Findings from the Milwaukee TANF Applicant Study
Mark E. Courtney, Amy Dworsky2006

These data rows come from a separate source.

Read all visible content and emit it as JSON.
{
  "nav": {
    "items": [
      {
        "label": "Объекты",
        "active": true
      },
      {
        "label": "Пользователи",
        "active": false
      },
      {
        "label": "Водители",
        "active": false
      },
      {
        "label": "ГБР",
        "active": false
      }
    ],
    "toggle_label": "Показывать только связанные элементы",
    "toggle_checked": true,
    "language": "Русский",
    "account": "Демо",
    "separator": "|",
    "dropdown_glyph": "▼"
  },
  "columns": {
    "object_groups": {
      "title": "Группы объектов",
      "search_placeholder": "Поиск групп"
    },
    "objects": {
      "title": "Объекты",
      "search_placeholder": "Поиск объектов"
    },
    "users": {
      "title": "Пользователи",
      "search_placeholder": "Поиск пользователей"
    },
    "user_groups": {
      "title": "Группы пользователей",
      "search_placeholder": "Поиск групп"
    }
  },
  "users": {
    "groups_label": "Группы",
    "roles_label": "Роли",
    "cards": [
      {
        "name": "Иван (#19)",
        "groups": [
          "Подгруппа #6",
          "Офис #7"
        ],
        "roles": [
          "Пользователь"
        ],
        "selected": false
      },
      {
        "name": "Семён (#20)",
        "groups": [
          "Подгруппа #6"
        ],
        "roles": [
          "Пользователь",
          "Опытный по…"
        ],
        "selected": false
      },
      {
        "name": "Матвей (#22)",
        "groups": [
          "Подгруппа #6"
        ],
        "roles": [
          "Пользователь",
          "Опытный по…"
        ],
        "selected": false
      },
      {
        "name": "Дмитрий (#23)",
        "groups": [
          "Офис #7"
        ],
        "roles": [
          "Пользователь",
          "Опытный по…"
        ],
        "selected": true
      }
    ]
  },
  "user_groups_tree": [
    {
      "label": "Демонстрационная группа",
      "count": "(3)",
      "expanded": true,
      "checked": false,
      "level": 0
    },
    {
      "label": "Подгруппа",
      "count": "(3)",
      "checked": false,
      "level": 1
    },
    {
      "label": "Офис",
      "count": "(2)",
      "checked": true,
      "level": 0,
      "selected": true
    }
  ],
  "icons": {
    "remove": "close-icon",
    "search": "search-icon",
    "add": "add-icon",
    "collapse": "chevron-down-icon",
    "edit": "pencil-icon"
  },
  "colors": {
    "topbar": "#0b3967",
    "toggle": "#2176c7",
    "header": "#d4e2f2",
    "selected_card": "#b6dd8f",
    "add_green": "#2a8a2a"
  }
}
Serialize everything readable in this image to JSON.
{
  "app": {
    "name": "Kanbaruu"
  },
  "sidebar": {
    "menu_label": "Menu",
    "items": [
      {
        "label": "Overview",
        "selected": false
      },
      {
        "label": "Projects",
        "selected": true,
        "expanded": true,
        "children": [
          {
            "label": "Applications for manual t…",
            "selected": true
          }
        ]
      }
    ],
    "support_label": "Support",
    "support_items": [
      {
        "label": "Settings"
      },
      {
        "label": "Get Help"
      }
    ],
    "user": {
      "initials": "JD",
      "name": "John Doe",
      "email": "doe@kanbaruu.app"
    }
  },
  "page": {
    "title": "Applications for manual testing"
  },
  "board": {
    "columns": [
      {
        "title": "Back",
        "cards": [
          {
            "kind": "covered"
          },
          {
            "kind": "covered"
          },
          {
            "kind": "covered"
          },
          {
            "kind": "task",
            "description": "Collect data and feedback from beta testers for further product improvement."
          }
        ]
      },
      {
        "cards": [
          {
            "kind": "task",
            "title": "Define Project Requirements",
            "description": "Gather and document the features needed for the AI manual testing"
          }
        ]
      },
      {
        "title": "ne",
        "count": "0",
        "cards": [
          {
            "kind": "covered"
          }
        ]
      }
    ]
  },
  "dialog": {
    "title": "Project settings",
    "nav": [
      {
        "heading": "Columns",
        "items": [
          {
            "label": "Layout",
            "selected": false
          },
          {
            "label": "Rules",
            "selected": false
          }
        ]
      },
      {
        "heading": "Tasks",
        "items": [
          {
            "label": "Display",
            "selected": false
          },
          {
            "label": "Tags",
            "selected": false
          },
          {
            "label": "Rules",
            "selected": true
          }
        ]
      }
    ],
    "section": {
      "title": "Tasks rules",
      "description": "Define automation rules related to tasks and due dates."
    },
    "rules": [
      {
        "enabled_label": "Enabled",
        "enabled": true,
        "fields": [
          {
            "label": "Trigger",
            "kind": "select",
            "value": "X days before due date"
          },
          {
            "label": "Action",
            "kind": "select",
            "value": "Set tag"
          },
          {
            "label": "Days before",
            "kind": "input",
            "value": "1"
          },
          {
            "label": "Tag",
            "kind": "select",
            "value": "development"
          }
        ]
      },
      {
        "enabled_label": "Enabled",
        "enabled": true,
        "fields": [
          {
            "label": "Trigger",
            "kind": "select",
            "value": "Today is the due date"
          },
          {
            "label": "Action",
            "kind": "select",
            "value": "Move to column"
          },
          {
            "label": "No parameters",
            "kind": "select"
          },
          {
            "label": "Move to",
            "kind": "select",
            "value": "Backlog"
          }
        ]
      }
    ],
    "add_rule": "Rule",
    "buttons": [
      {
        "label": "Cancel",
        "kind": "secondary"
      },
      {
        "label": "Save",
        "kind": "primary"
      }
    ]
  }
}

This series of reports covers a longitudinal study of Wisconsin's Temporary Assistance for Needy Families (TANF) program. Chapin Hall examined the experiences of a representative sample of 1,075 Milwaukee County families that sought assistance from the TANF program between March and August 1999. The reports in this series are based on survey data that were collected at three points in time and administrative data from two state agencies. The reports cover five domains: employment and earnings, income and poverty, economic hardships and food insecurity, barriers to employment, and child welfare services involvement. The picture that they paint is rather sobering. More than four years after they sought help, most of these TANF applicants continued to face significant barriers to employment and, as a result, were not employed consistently. The vast majority of their families still experienced economic hardships and remained poor. Many also had some involvement with the child welfare system. Taken together, these reports indicate that despite significant reductions in Wisconsin's welfare caseload, reform efforts did little to improve the economic well-being of families that applied for assistance. The reports also suggest that if states are to meet more stringent federal work requirements, more attention will need to be paid to helping families balance the demands of work and parenting.